In the 1994 Pocket Players' Guide (so revised edition), the rules are quite clear and they namely explain the differences from the First edition. Here are some quotes from it :
In the chapter : MTG revised edition rules
Sacrificing (Page 58 and after)
If a card call for a sacrifice, you must choose an appropriate card in play and place it in your graveyard. This card is considered buried and thus may not be regenerated (see Destroyed, Buried, and Removed from the game). You can not sacrifice a card under another's player control or a card that is already leaving play.
[... here was an exemple ...]
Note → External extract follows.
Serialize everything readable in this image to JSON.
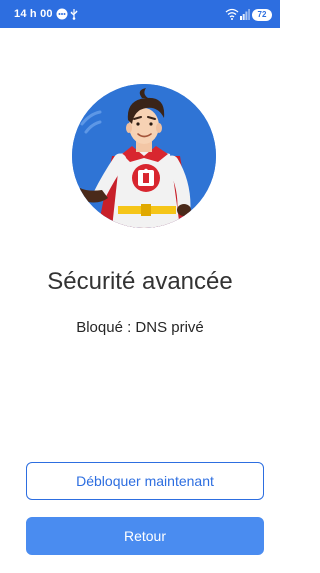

A sacrifice is a cost that cannot be prevented. Any effect that would normally prevent a card from beeing destroyed or damaged do not protect the card from beeing sacrified. Also just as mana is spent as soon a spell is announced, a sacrifice is taken as soon the spell or effect requiring it is announced. If this spell or effect is countered in some way, the card beeing sacrified still get buried, just as mana spent on a countered spell is still spent.
[... here was an exemple ...]
Selene says : note that sacrificing something is not the same as destroying it. A card that says it can not be destroyed still can be sacrificed. (...). Sacrificing a card is a distinct action you take as a player to meet the requirements of another card; it is treated differently from destroying, burying and other effects that remove cards from play.
In the chapter : Differences between first edition and revised edition MTG
Sacrifice (Page 111)
Under revised rules a sacrifice is a cost that can not be prevented, and the card goes to the Graveyard immediately, at the speed of an Interrupt. If a fast effect involves sacrifying a creature, put the creature in the Graveyard as soon as the fast effect is announced, rather than waiting until all other fact effects are announced. (Any benefit or result from the sacrifice still waits until its proper place in the effect-resolution sequence). Even if a spell or effect is countered in some way, the card beeing sacrificed still gets buried, just as mana spent on a countered spell is still spent.
Card errata (Page 112)
Most of the First Edition cards can be played "as is" under the Revised rules. Some Revised cards have minor changes in what they do when compared to First Edition; when playing with mixed sets, play each card by wording on the card itself. However, just because one version of a card says something explicitely and another version doesn't, this does not mean they function differently. Some of the cards text contain reminders of things that are already part of the rules. The presence or lack of such text on one card versus another should not be interpreted as meaning that rule does not apply.
A few cards do need their wording changed, as follow :
These card say "discard" and should say "destroy" : Bottle of Suleiman, Balance, Black Lotus, Chaos Orb, City in a bottle, Conversion, Cyclone, Disenchant, Drop of honey, Jihad, Pestilence, Tranquility, Unsummon.
In the chapter : MTG FAQ (Page 216-217)
Q: Are the terms "kill" and "destroy" synonymous ?
A: Yes. In both cases, you may attempt to regenerate the creature beeing killed or destroyed.
Q: And "goes to the Graveyard" ?
A: This means that the card must be placed in the graveyeard. Once a creature is Sacrificed, it must go to the graveyeard, and can't be regenerated or other fancy stuff. Protection, Guardian Beast, Consecrate Land, and other protective effects cannot save cards that are sacrificed or "placed in the graveyard".
Q: what about "discarded"?
A: If it refers to a card in a player's hand, the card is simply placed in the graveyard and generate no effect. If it refers to a card in play, it is synonymous with "destroyed" and the card may be protected or regenerated.
Q: Are the terms "gone to the graveyard", "killed", "discarded" and "destroyed" synonymous?
A: These are all past tense. If a card actually goes into the discard pile, then it was killed/discarded/destroyed/sent to the graveyard.
The Revised rules have clearly defined "kill" and "destroy" as identical, and have replaced "destroyed without possibility of regeneration" with "buried". This saves space, and works for any type of card (instead of just creatures).
My 10 cents
So, to sum it up, under Revised Rules :
Serendib Djinn wording was still "destroy" and as such the combo with consacred land or pyramid were still legal.
The rules allowed any card to be sacrificed, not only creatures (even if i fail to find any other card in those sets who would ask for it).
I found the official errata in the Duelist number 7 (Page 99) so in 3rd quarter of 1995 and still under Revised rules :
Q: When i choose a land for my Serenbib Djinn to destroy during upkeep, can i prevent that destruction?
A: No, Serendib Djinn should be read as if the land were sacrificed.
(by the way, it was in the same errata that the Guardian Beast/Disk combo did not work any more as they also say : consecrate land, guardian beast and pyramid may no longer save permanents from themselves).